The Government has announced that more than 8,400 social housing units were built, repaired or made available last year. The figure met just over half of new demands on council housing lists, however.
Housing Minister Eoghan Murphy’s officials say the new figures for 2018 show that of the 8,422 properties brought into the social housing stock, 4,251 were new builds, 560 were renovated voids, while another 3,611 were acquisitions and long- term leased properties.
His department said that the end-of-year figure is an 85% increase in social housing numbers compared to the previous year.
But, responding to the increase, Sinn Féin housing spokesman Eoin Ó Broin said the numbers delivered were limited because targets were so low.
They came nowhere near meeting new social housing demands for the year, he added.
“According to the Department of Housing, just 6,861 real social houses owned and managed by Local Authorities and Approved Housing Bodies were delivered in 2018. This is 20% less than what was recommended by the 2016 Dáil Housing and Homeless Committee report.

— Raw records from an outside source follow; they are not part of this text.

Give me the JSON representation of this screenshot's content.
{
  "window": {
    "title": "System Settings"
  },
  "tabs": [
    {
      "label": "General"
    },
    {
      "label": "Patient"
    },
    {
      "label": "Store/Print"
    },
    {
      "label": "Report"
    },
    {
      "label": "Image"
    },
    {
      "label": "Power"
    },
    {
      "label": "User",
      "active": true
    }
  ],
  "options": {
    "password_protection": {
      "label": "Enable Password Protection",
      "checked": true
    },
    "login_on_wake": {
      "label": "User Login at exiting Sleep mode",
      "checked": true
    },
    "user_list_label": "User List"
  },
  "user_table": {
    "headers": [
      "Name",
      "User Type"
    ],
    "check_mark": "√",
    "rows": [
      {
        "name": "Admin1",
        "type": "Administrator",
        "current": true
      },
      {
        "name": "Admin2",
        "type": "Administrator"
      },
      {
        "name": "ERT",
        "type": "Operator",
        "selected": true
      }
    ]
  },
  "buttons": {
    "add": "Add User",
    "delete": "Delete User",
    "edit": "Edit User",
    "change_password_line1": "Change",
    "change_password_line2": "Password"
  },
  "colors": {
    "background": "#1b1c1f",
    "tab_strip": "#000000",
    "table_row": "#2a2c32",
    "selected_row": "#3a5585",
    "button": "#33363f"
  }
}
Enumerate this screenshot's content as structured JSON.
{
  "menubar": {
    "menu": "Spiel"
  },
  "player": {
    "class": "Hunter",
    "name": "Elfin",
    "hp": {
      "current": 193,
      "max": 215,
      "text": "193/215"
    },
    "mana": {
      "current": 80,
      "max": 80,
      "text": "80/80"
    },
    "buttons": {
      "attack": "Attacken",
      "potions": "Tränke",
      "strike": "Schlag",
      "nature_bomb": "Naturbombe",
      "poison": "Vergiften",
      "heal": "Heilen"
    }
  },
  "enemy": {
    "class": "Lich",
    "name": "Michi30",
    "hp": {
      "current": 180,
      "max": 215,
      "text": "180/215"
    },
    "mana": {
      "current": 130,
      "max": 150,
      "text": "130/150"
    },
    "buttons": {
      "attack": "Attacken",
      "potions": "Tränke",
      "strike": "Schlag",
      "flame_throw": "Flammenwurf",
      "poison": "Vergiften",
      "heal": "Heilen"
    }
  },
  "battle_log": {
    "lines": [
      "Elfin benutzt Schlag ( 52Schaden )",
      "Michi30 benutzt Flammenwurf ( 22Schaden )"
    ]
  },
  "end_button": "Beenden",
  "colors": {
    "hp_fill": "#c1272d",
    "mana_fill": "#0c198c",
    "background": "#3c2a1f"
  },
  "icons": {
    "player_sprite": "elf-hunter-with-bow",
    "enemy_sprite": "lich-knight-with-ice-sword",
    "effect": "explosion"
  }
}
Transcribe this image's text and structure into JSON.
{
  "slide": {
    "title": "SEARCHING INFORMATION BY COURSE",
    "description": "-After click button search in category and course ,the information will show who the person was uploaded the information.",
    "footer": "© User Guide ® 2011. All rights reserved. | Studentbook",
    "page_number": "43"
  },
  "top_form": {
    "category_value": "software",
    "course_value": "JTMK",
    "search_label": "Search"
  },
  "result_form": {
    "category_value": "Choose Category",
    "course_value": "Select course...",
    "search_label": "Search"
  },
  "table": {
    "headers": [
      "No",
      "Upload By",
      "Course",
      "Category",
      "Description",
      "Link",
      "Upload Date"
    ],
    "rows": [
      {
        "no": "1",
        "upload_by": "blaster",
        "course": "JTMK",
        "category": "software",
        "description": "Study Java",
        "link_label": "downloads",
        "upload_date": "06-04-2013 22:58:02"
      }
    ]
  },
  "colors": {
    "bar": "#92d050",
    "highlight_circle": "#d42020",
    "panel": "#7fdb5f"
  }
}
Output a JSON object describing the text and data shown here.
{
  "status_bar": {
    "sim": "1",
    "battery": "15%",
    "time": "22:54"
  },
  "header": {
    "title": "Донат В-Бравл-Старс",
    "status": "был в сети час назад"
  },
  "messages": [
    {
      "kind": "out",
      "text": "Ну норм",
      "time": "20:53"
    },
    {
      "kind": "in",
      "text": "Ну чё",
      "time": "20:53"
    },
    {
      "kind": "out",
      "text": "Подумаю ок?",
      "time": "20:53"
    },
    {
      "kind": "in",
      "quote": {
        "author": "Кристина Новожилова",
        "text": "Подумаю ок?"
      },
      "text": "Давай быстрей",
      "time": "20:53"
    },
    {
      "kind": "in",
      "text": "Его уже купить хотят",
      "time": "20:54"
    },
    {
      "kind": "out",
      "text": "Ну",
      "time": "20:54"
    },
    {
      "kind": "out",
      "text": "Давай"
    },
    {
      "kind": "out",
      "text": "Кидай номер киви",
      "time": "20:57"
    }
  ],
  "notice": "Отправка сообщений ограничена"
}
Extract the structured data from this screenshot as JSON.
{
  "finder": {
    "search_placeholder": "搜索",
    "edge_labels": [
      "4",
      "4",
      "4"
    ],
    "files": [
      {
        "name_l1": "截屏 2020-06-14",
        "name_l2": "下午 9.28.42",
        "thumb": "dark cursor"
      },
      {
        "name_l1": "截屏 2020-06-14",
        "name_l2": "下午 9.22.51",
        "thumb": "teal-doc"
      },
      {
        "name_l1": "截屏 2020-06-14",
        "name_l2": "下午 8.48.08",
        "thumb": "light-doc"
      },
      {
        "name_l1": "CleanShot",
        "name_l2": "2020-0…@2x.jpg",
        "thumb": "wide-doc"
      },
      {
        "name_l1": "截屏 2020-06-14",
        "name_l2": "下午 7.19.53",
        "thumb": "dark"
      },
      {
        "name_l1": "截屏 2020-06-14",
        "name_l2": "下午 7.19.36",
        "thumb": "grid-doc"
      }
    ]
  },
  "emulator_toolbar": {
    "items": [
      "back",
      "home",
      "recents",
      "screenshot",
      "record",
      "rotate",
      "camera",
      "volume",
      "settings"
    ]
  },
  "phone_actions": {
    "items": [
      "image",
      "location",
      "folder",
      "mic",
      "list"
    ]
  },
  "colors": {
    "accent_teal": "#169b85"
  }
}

“Given that more than 14,000 new households came onto the council housing lists in 2018, it is clear that the Government’s social housing targets will come nowhere near meeting existing or new demand.
Nonetheless, the Department of Housing said that the number of new social housing homes built in 2018 was eight times greater than the number built in 2015 (when voids are excluded) — the year before its major Rebuilding Ireland programme was launched.
Furthermore, it said that construction figures from December 2018 show almost 5,000 new social housing homes currently being built across 291 sites.
Almost four in 10 of these were delivered in partnership with local authorities, the department said.
In a statement, Mr Murphy added: “Roughly one in four new homes built last year was a social housing home.”
“Our plan to dramatically increase supply is working.
“A real improvement was made for thousands of families last year. But still there is a lot more work to do for those who are depending on us, not least those in emergency accommodation.
“I will continue to drive the delivery of new houses and housing solutions, working with the local authorities and housing bodies.”
However, despite the increases, Sinn Féin still said that there is still an “over reliance” on private rented sector to meet social housing needs.